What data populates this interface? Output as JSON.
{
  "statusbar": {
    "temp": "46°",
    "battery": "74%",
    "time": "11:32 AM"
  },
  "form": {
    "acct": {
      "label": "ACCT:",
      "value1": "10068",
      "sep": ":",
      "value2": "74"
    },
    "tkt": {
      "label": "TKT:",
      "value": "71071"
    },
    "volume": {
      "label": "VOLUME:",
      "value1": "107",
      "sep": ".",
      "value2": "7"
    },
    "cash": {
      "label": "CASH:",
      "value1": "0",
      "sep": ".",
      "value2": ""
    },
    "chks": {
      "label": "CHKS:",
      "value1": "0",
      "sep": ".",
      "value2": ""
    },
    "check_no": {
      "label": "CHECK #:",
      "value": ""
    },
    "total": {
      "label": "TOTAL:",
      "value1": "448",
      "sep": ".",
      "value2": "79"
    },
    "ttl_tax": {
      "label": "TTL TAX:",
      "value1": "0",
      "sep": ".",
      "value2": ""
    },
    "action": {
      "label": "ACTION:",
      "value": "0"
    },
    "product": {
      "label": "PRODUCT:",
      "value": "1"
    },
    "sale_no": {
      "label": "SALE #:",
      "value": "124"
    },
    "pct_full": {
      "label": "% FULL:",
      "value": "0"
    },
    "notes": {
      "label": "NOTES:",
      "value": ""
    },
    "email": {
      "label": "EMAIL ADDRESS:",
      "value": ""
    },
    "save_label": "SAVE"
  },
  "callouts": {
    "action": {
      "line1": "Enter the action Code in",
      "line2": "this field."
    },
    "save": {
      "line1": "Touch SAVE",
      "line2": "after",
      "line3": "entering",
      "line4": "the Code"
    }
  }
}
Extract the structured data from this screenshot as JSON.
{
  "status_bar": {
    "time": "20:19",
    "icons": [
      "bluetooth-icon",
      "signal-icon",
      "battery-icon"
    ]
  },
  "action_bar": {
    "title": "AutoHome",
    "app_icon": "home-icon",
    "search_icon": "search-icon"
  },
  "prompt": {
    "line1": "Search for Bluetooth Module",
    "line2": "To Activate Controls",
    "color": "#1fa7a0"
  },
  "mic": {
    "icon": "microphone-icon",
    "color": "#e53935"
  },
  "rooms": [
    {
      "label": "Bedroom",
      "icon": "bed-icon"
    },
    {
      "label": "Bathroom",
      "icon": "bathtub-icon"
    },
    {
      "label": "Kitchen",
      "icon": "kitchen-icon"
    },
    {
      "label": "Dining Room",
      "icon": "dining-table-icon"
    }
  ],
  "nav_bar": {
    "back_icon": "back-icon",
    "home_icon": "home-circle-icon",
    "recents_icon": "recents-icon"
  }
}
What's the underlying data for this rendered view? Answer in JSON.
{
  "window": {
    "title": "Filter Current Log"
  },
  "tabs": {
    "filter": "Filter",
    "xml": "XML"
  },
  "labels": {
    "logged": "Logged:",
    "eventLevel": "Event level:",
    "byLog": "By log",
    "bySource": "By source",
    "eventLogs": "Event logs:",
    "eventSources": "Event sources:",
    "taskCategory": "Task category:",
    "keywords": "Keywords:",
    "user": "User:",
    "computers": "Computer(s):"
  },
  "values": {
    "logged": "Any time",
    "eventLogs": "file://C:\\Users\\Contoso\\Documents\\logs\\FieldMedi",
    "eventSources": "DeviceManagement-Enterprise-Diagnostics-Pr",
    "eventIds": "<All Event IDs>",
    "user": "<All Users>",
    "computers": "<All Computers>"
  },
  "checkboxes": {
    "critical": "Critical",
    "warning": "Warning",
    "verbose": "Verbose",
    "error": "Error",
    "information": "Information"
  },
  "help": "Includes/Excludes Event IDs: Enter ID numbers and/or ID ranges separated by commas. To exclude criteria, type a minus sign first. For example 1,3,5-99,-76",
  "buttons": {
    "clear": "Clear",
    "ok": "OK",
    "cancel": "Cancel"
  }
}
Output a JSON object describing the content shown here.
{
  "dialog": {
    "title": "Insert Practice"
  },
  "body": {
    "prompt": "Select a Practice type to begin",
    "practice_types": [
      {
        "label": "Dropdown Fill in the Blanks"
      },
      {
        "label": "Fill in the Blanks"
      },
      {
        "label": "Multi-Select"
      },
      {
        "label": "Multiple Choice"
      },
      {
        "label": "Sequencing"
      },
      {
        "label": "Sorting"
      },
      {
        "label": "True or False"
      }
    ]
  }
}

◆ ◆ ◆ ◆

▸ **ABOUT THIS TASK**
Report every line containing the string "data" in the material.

▸ **ANSWER FOR THIS EXERCISE**
What data populates this interface? Output as JSON.
Extract the structured data from this screenshot as JSON.
What's the underlying data for this rendered view? Answer in JSON.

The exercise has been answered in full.